Sunday, November 27, 2011

You Can't Pass Down Your Tweets

A while ago I wrote a story on my blog about my great grandfather.

Briefly, he left for this country from Italy in the early 1900's.  His supposed intention was to send for his wife and children after he got settled.   But, his family never heard from him again.

His daughter, my grandmother, came to America when she was 16 years old to look for him.

According to my mother, my grandmother said she never found out what happened to him.  My mother also said that my grandmother never would talk about him.

I often think how sad it was that my mother and her siblings never got to know their grandfather or really anything about him.

Thinking about the untold story of my great grandfather made me think about the relationship that I have with my children.   I wonder how much of myself I reveal to them.

My children are all adults now and in their 30's.  They have children of their own.

I thought about how involved I was in their lives when they were little kids.   I knew everything about them.  I knew what they liked to eat, what they like to wear, what their favorite T.V. shows were, what made them laugh and what made them cry.

I could tell when they weren't feeling well, probably even before they knew they weren't feeling well.
And of course I always knew where they were.

I suppose I started to lose such close connections with them when they became teenagers and were allowed more freedom.

Suddenly, or so it seemed, they were picking out their own clothes, spending more time in their rooms with headphones on, listening to music that I was not familiar with, and talking less to me and more to their friends.

I feel as though there is a whole chapter of their lives that I know nothing about.  I would say that period of time would be from high school and college and up until they married.

Now we have entered into a new phase of our relationship.  We can relate to each other as parents and adults.

I am sad, though, that there are parts of their lives and parts of my life that we may never get to share.

A few years ago I picked up a set of diaries at an auction.  They were written in the 1920's by a young mother.  The diaries were filled with details about her daily routine.  She would start off writing about what the weather was like,  she would talk about who visited, what the children did, what she made for dinner.   She never missed a day.  I became very engrossed in this woman's life.   I found it fascinating.
I wondered how her grandchildren could part with such treasures.

Now people tweet about their daily routines, but the tweets disappear like a poof of smoke and wind up somewhere out there in cyberspace.  

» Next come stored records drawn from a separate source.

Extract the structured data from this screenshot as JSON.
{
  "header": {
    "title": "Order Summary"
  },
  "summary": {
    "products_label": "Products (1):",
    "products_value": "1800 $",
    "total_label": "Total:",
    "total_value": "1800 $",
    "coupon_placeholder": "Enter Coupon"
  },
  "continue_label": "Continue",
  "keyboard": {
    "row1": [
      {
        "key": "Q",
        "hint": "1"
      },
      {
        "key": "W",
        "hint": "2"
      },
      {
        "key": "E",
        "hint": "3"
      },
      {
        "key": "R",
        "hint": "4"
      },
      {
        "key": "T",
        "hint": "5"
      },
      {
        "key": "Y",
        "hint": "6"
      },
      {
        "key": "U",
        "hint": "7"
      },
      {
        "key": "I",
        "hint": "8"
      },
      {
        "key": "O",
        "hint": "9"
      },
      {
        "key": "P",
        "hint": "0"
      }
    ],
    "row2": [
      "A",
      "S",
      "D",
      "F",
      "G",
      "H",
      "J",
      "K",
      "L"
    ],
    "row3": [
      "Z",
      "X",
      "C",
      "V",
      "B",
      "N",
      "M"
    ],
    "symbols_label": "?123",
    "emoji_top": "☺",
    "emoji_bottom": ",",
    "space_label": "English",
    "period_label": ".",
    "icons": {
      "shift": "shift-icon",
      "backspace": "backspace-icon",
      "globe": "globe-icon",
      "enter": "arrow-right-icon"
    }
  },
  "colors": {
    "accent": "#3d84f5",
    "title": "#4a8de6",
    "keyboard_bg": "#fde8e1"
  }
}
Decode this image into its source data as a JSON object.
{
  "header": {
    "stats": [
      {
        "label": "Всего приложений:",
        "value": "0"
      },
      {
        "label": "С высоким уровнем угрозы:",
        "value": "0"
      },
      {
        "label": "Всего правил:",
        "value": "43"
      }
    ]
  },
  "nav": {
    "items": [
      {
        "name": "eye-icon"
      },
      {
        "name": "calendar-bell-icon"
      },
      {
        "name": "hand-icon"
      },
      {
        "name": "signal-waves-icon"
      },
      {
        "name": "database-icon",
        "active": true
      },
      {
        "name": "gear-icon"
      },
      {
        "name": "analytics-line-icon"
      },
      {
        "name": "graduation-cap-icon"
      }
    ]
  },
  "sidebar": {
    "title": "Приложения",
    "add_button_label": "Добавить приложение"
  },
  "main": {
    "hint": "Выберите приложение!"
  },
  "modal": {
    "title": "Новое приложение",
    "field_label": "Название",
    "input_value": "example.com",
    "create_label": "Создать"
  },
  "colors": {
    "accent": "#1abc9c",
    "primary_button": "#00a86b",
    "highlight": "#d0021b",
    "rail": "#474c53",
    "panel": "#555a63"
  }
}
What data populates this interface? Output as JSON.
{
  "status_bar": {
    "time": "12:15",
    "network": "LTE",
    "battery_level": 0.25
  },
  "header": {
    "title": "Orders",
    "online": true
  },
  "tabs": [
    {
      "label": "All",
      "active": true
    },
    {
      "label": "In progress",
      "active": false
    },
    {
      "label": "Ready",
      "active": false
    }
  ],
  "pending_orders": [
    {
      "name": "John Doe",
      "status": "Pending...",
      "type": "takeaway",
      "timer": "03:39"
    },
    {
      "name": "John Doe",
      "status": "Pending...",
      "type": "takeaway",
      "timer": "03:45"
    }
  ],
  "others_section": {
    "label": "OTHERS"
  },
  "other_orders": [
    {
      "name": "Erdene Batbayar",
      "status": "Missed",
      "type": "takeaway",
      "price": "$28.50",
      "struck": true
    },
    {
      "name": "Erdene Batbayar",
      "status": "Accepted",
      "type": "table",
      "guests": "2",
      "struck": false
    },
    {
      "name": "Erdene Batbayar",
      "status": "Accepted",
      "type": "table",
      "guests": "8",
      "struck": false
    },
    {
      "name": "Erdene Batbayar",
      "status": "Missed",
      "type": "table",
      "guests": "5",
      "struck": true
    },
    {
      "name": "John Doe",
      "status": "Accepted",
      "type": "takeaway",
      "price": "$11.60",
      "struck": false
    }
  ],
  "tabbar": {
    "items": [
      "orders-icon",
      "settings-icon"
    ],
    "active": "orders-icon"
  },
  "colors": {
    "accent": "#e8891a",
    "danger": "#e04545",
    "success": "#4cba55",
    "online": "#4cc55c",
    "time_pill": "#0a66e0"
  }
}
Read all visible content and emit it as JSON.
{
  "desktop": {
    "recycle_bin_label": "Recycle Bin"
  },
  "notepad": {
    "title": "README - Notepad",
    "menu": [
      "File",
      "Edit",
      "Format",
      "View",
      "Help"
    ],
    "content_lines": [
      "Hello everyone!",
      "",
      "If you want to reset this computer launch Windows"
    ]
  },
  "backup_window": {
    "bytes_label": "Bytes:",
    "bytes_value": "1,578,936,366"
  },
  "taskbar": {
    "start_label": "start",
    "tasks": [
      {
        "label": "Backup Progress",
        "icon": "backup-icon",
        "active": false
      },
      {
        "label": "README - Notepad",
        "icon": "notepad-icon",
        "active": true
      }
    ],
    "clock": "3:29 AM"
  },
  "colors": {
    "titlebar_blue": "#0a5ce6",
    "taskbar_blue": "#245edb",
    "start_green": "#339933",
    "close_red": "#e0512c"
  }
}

My memories of my children as little kids are beginning to fade.  I wish that I had kept a journal.

Perhaps someday I will print out all of my blog postings, and have them bound.  Perhaps my grandchildren might want to know a little more about their grandmother someday.

For those of you who read yesterday's  post  regarding my experience with Kohl's,  I went back this morning and convinced the nice customer service lady that Kohl's should give me back my $15.00 in Kohl's cash.
So I am not angry at Kohl's anymore. :)


  1. Lynda, I created a gmail account for each of my sons, and periodically send them notes about the things they do as they grow up.  One day when they are older, I will give these email accounts to them to read my messages, and hopefully they will add a new dimension to their memories.

  2. That is a great idea!   I am going to pass that one on to my kids.  I could also use their email accounts to send little snippets of my own to each one.